Many people who hold traditional views of gender have loving, equal relationships.
For others, gender norms can promote a power imbalance that may manifest as abuse within relationships.
Research has shown that women who endorse traditional gender norms are more likely to experience intimate partner violence in their romantic relationships. The same is true for people who believe in traditional romantic beliefs and norms.
Why subscribing to romantic norms makes some women vulnerable to abuse
Traditional romantic norms emphasise the importance of being in a relationship and promote the ideals of love at first sight, one true love, and love conquers all.
These ideals are ever present in Western cultures. Even in early childhood, Disney movies and fairy tales promote love at first sight and the power of love to triumph over all obstacles to an unrealistic degree. Similar messages persist through teen and adult romance novels and films.
Contrary to intuition, women who accept such romantic norms are actually more likely to experience abuse within their romantic relationships.
When internalised, romantic norms may encourage women, in particular, to view their romantic relationship’s success or failure as a reflection of their own self-worth. That’s when such norms can become dangerous.
Accepting romantic norms may motivate people to ignore or romanticise the warning signs of an abusive relationship.
Possessiveness and jealousy can be easily reframed as romantic rather than controlling.
Popular media Twilight and 50 Shades of Grey, for example, both strongly romanticise controlling behaviours as a sign of passion and commitment. Characters in both series express the desire to restrict the behaviour of their love interest for reasons motivated by jealousy and possessiveness.
But acting on jealousy in this way by controlling who your partner spends time with and when, is a form of abuse.
Where do we go from here?
Differences and complementarity can lead to mutual respect and care. Vulnerability can be a part of intimacy. In contrast, abuse in romantic relationships is typically about control. Traditional gender norms, and idealised romantic norms provide a framework that can be used to justify or romanticise control and power imbalances. As we move forward we need to challenge our understanding of romance and gender. We need to focus on trust and equality as the foundations of healthy romantic relationships.

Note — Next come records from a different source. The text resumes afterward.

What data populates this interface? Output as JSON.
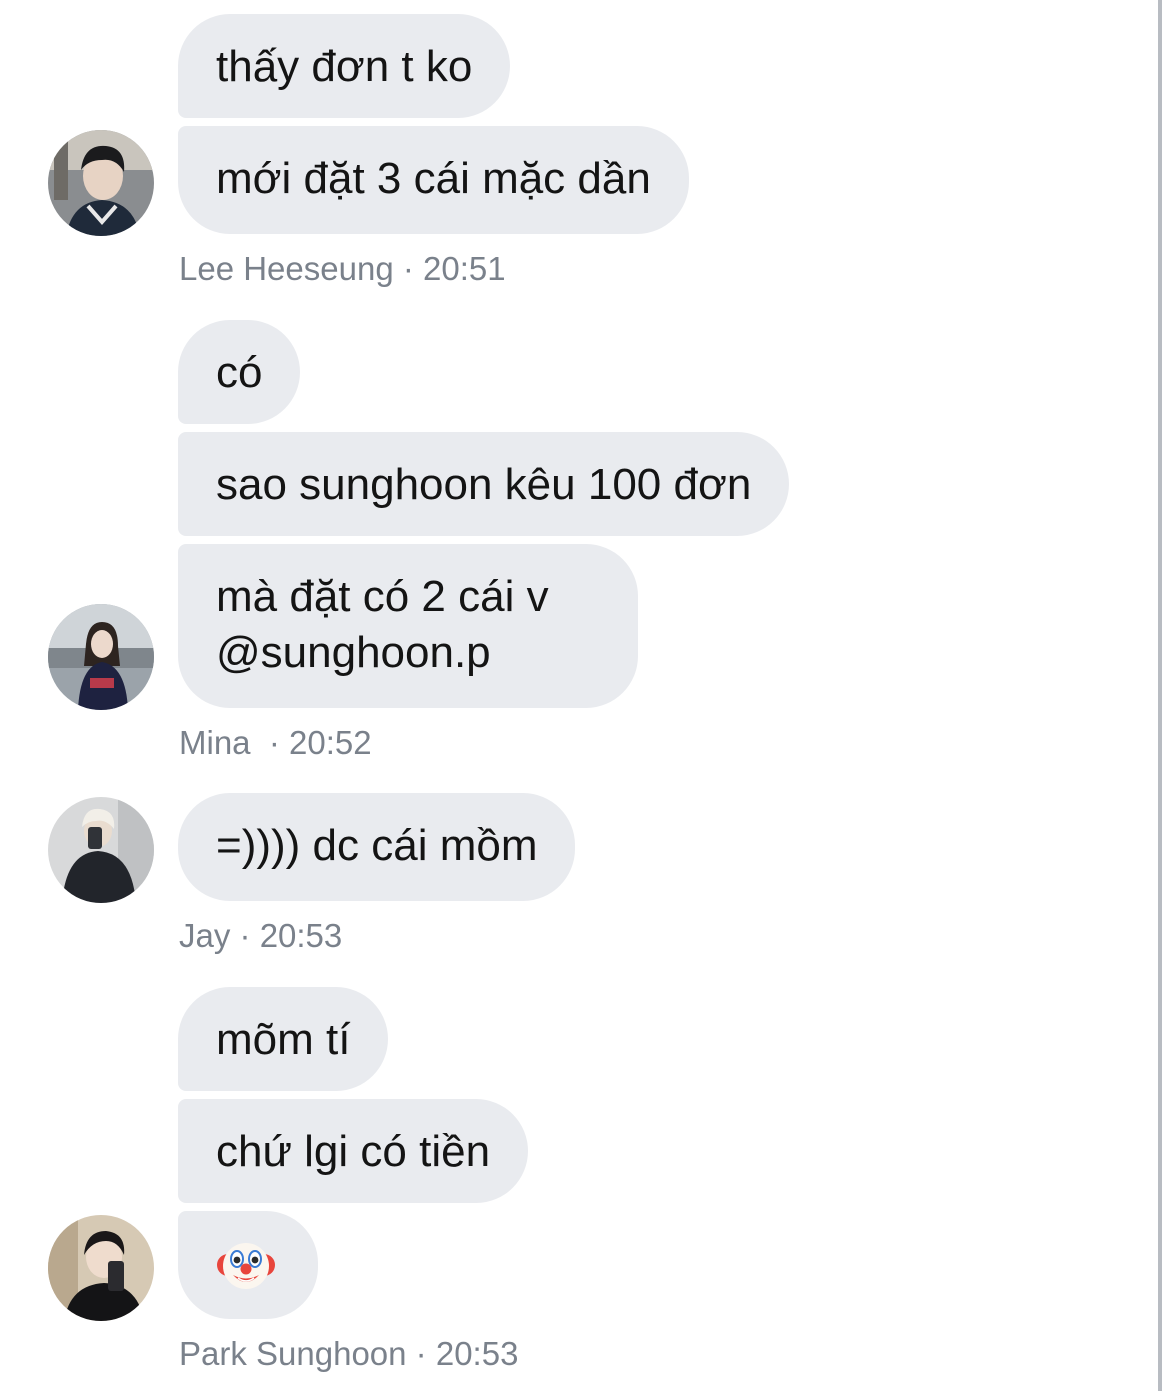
{
  "groups": [
    {
      "sender": "Lee Heeseung",
      "time": "20:51",
      "messages": [
        "thấy đơn t ko",
        "mới đặt 3 cái mặc dần"
      ]
    },
    {
      "sender": "Mina ",
      "time": "20:52",
      "messages": [
        "có",
        "sao sunghoon kêu 100 đơn",
        "mà đặt có 2 cái v @sunghoon.p"
      ]
    },
    {
      "sender": "Jay",
      "time": "20:53",
      "messages": [
        "=)))) dc cái mồm"
      ]
    },
    {
      "sender": "Park Sunghoon",
      "time": "20:53",
      "messages": [
        "mõm tí",
        "chứ lgi có tiền",
        "🤡"
      ]
    }
  ],
  "colors": {
    "bubble_bg": "#e9ebef",
    "text": "#141414",
    "meta_text": "#7a818b",
    "scrollbar": "#b8bcc2"
  },
  "icons": {
    "emoji_last": "clown-face-icon"
  }
}
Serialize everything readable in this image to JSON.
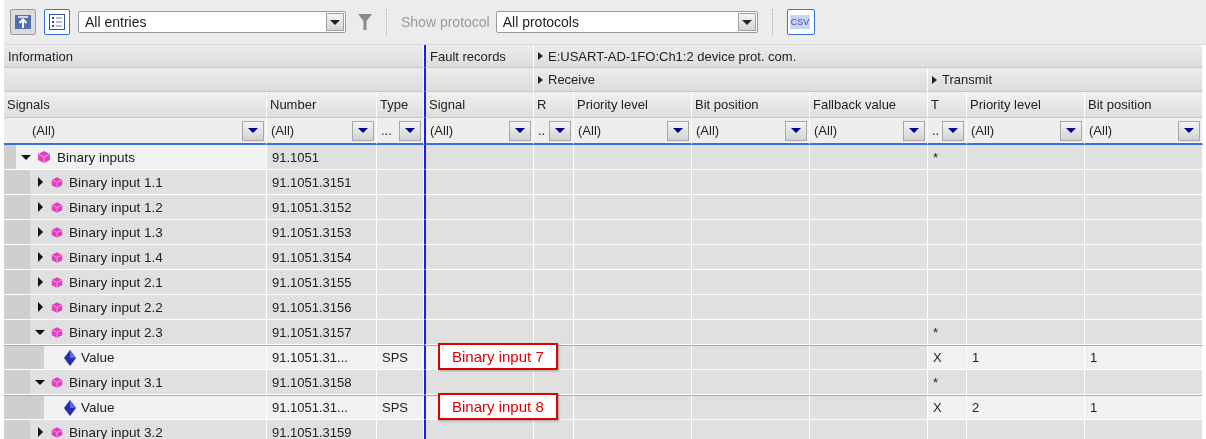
{
  "toolbar": {
    "entries_filter": {
      "value": "All entries"
    },
    "protocol_label": "Show protocol",
    "protocol_filter": {
      "value": "All protocols"
    },
    "export_label": "CSV"
  },
  "header_groups": {
    "information": "Information",
    "fault_records": "Fault records",
    "device": "E:USART-AD-1FO:Ch1:2 device prot. com.",
    "receive": "Receive",
    "transmit": "Transmit"
  },
  "columns": [
    {
      "label": "Signals",
      "filter": "(All)"
    },
    {
      "label": "Number",
      "filter": "(All)"
    },
    {
      "label": "Type",
      "filter": "..."
    },
    {
      "label": "Signal",
      "filter": "(All)"
    },
    {
      "label": "R",
      "filter": ".."
    },
    {
      "label": "Priority level",
      "filter": "(All)"
    },
    {
      "label": "Bit position",
      "filter": "(All)"
    },
    {
      "label": "Fallback value",
      "filter": "(All)"
    },
    {
      "label": "T",
      "filter": ".."
    },
    {
      "label": "Priority level",
      "filter": "(All)"
    },
    {
      "label": "Bit position",
      "filter": "(All)"
    }
  ],
  "rows": [
    {
      "kind": "group",
      "name": "Binary inputs",
      "number": "91.1051",
      "t": "*",
      "expanded": true,
      "children": [
        {
          "kind": "group",
          "name": "Binary input  1.1",
          "number": "91.1051.3151",
          "expanded": false
        },
        {
          "kind": "group",
          "name": "Binary input  1.2",
          "number": "91.1051.3152",
          "expanded": false
        },
        {
          "kind": "group",
          "name": "Binary input  1.3",
          "number": "91.1051.3153",
          "expanded": false
        },
        {
          "kind": "group",
          "name": "Binary input  1.4",
          "number": "91.1051.3154",
          "expanded": false
        },
        {
          "kind": "group",
          "name": "Binary input  2.1",
          "number": "91.1051.3155",
          "expanded": false
        },
        {
          "kind": "group",
          "name": "Binary input  2.2",
          "number": "91.1051.3156",
          "expanded": false
        },
        {
          "kind": "group",
          "name": "Binary input  2.3",
          "number": "91.1051.3157",
          "t": "*",
          "expanded": true,
          "children": [
            {
              "kind": "value",
              "name": "Value",
              "number": "91.1051.31...",
              "type": "SPS",
              "signal": "Binary input 7",
              "t": "X",
              "priority": "1",
              "bit": "1"
            }
          ]
        },
        {
          "kind": "group",
          "name": "Binary input  3.1",
          "number": "91.1051.3158",
          "t": "*",
          "expanded": true,
          "children": [
            {
              "kind": "value",
              "name": "Value",
              "number": "91.1051.31...",
              "type": "SPS",
              "signal": "Binary input 8",
              "t": "X",
              "priority": "2",
              "bit": "1"
            }
          ]
        },
        {
          "kind": "group",
          "name": "Binary input  3.2",
          "number": "91.1051.3159",
          "expanded": false
        }
      ]
    }
  ]
}
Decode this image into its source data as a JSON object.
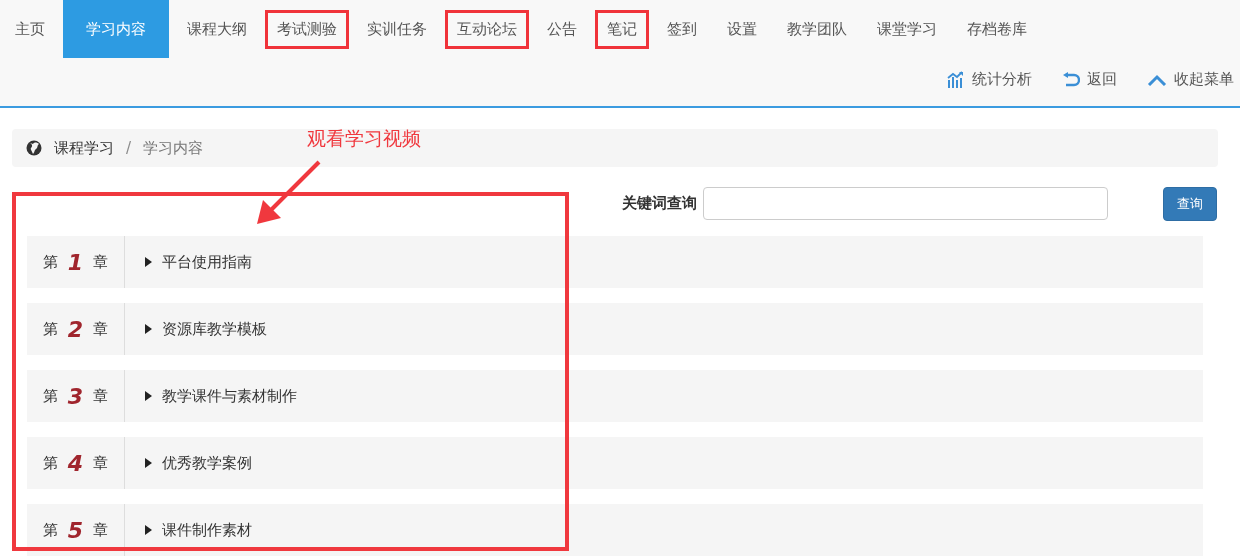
{
  "nav": {
    "tabs": [
      {
        "label": "主页",
        "selected": false,
        "highlighted": false
      },
      {
        "label": "学习内容",
        "selected": true,
        "highlighted": false
      },
      {
        "label": "课程大纲",
        "selected": false,
        "highlighted": false
      },
      {
        "label": "考试测验",
        "selected": false,
        "highlighted": true
      },
      {
        "label": "实训任务",
        "selected": false,
        "highlighted": false
      },
      {
        "label": "互动论坛",
        "selected": false,
        "highlighted": true
      },
      {
        "label": "公告",
        "selected": false,
        "highlighted": false
      },
      {
        "label": "笔记",
        "selected": false,
        "highlighted": true
      },
      {
        "label": "签到",
        "selected": false,
        "highlighted": false
      },
      {
        "label": "设置",
        "selected": false,
        "highlighted": false
      },
      {
        "label": "教学团队",
        "selected": false,
        "highlighted": false
      },
      {
        "label": "课堂学习",
        "selected": false,
        "highlighted": false
      },
      {
        "label": "存档卷库",
        "selected": false,
        "highlighted": false
      }
    ],
    "actions": [
      {
        "label": "统计分析",
        "kind": "chart"
      },
      {
        "label": "返回",
        "kind": "back"
      },
      {
        "label": "收起菜单",
        "kind": "collapse"
      }
    ]
  },
  "breadcrumb": [
    "课程学习",
    "学习内容"
  ],
  "breadcrumb_separator": "/",
  "annotation": {
    "text": "观看学习视频"
  },
  "search": {
    "label": "关键词查询",
    "button": "查询"
  },
  "chapter_list": {
    "highlighted": true,
    "chapters": [
      {
        "prefix": "第",
        "number": "1",
        "suffix": "章",
        "title": "平台使用指南"
      },
      {
        "prefix": "第",
        "number": "2",
        "suffix": "章",
        "title": "资源库教学模板"
      },
      {
        "prefix": "第",
        "number": "3",
        "suffix": "章",
        "title": "教学课件与素材制作"
      },
      {
        "prefix": "第",
        "number": "4",
        "suffix": "章",
        "title": "优秀教学案例"
      },
      {
        "prefix": "第",
        "number": "5",
        "suffix": "章",
        "title": "课件制作素材"
      }
    ]
  }
}
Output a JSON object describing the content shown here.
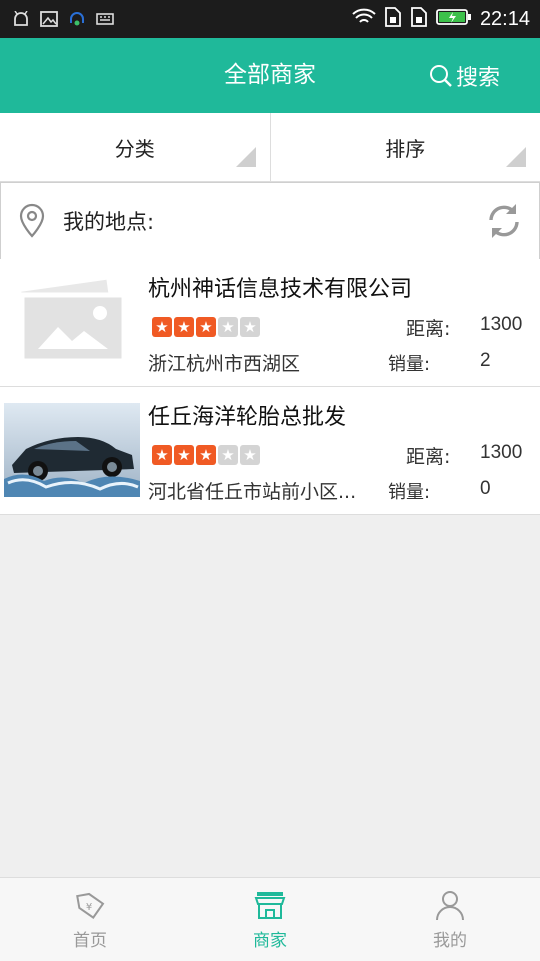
{
  "status_bar": {
    "time": "22:14",
    "left_icons": [
      "android-debug-icon",
      "image-icon",
      "headset-icon",
      "keyboard-icon"
    ],
    "right_icons": [
      "wifi-icon",
      "sim1-icon",
      "sim2-icon",
      "battery-charging-icon"
    ]
  },
  "header": {
    "title": "全部商家",
    "search_label": "搜索",
    "background": "#1fb99a"
  },
  "filters": {
    "category_label": "分类",
    "sort_label": "排序"
  },
  "location": {
    "label": "我的地点:"
  },
  "merchants": [
    {
      "name": "杭州神话信息技术有限公司",
      "rating": 3,
      "max_rating": 5,
      "distance_label": "距离:",
      "distance": "1300",
      "address": "浙江杭州市西湖区",
      "sales_label": "销量:",
      "sales": "2",
      "image": "placeholder-image-icon"
    },
    {
      "name": "任丘海洋轮胎总批发",
      "rating": 3,
      "max_rating": 5,
      "distance_label": "距离:",
      "distance": "1300",
      "address": "河北省任丘市站前小区...",
      "sales_label": "销量:",
      "sales": "0",
      "image": "car-photo"
    }
  ],
  "tabs": [
    {
      "label": "首页",
      "icon": "home-tag-icon",
      "active": false
    },
    {
      "label": "商家",
      "icon": "store-icon",
      "active": true
    },
    {
      "label": "我的",
      "icon": "person-icon",
      "active": false
    }
  ],
  "colors": {
    "accent": "#1fb99a",
    "star_on": "#f05a24",
    "star_off": "#d4d4d4"
  }
}
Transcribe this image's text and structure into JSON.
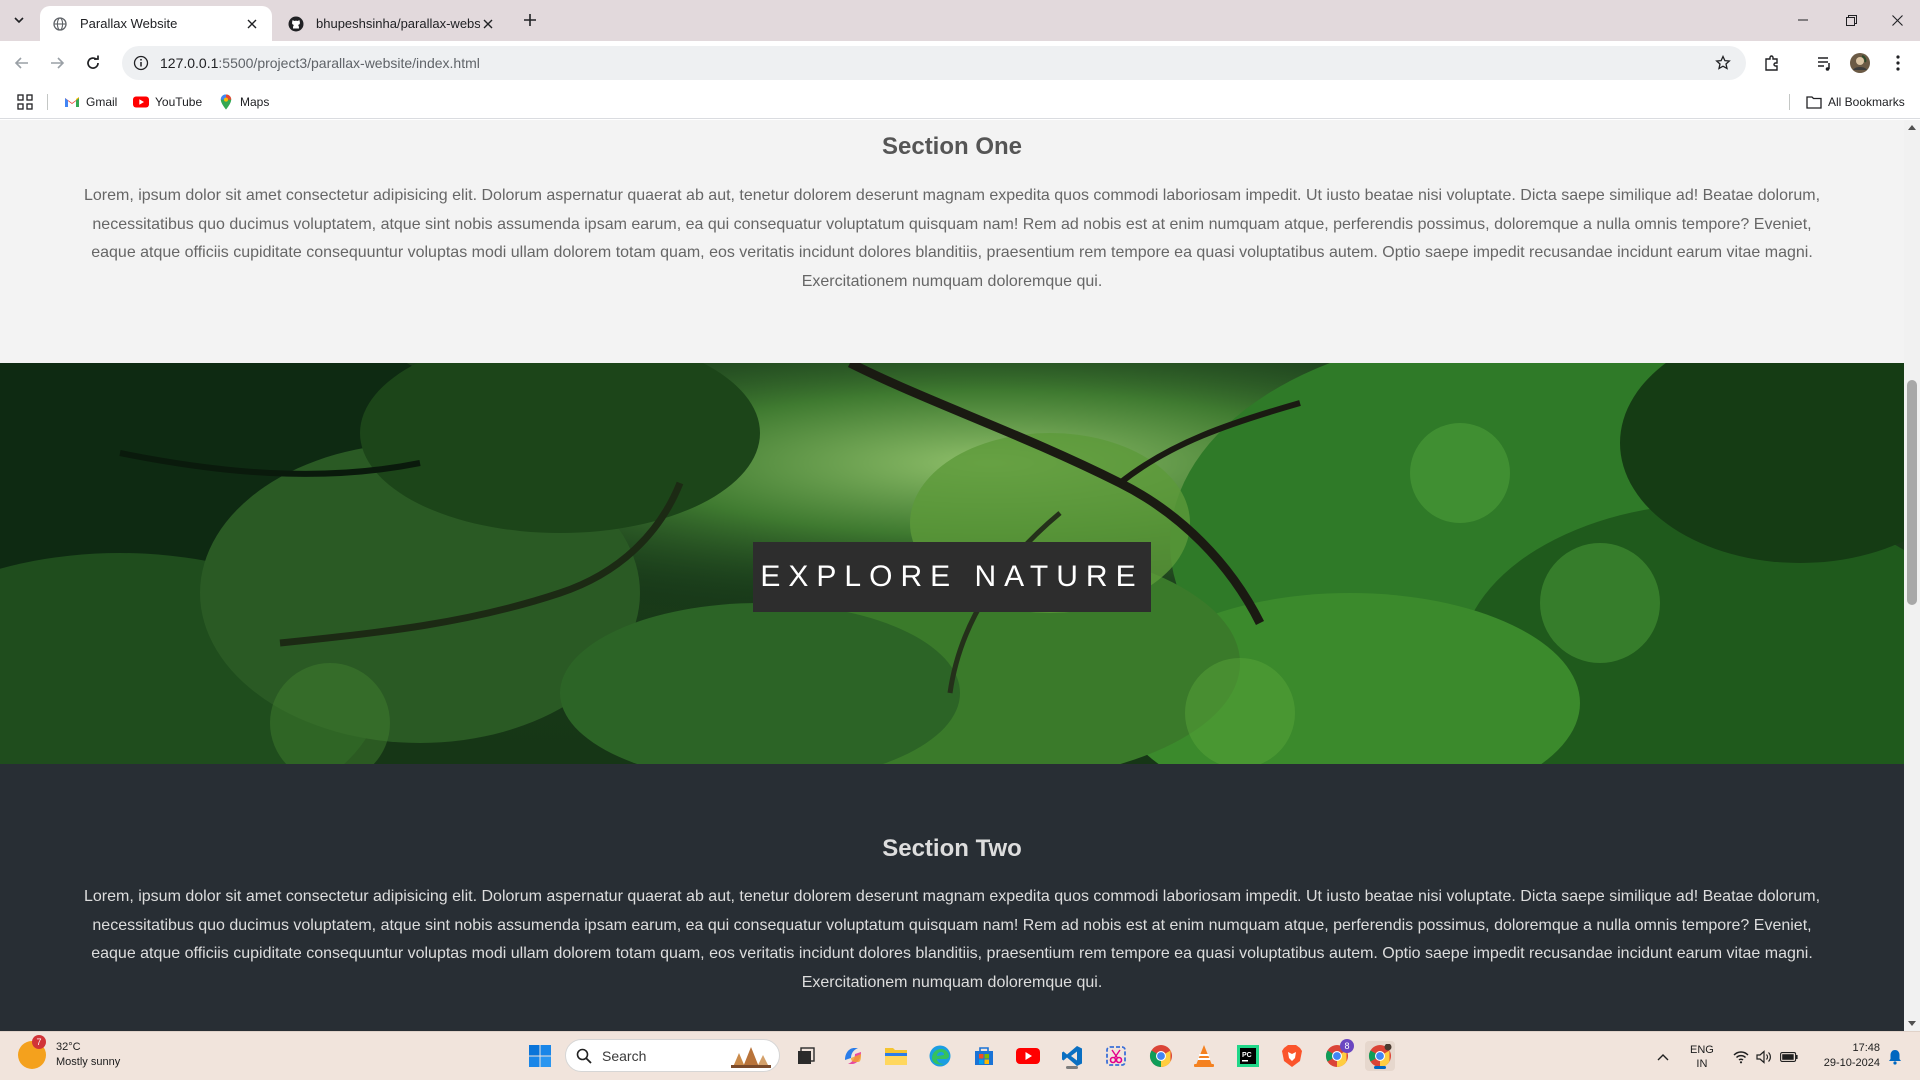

- Kiara Minto
All researchers in the Social Change Lab contribute to the "Do Good" blog. Click the author's name at the bottom of any post to learn more about their research or get in touch.